→ **Activity**
Copy out all of the records, exactly as they appear.

→ **Extracted material**
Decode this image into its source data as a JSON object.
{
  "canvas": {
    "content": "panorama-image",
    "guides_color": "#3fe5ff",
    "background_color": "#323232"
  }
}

→ **Solution**
Decode this image into its source data as a JSON object.
{
  "canvas": {
    "content": "panorama-image",
    "guides_color": "#3fe5ff",
    "background_color": "#323232"
  }
}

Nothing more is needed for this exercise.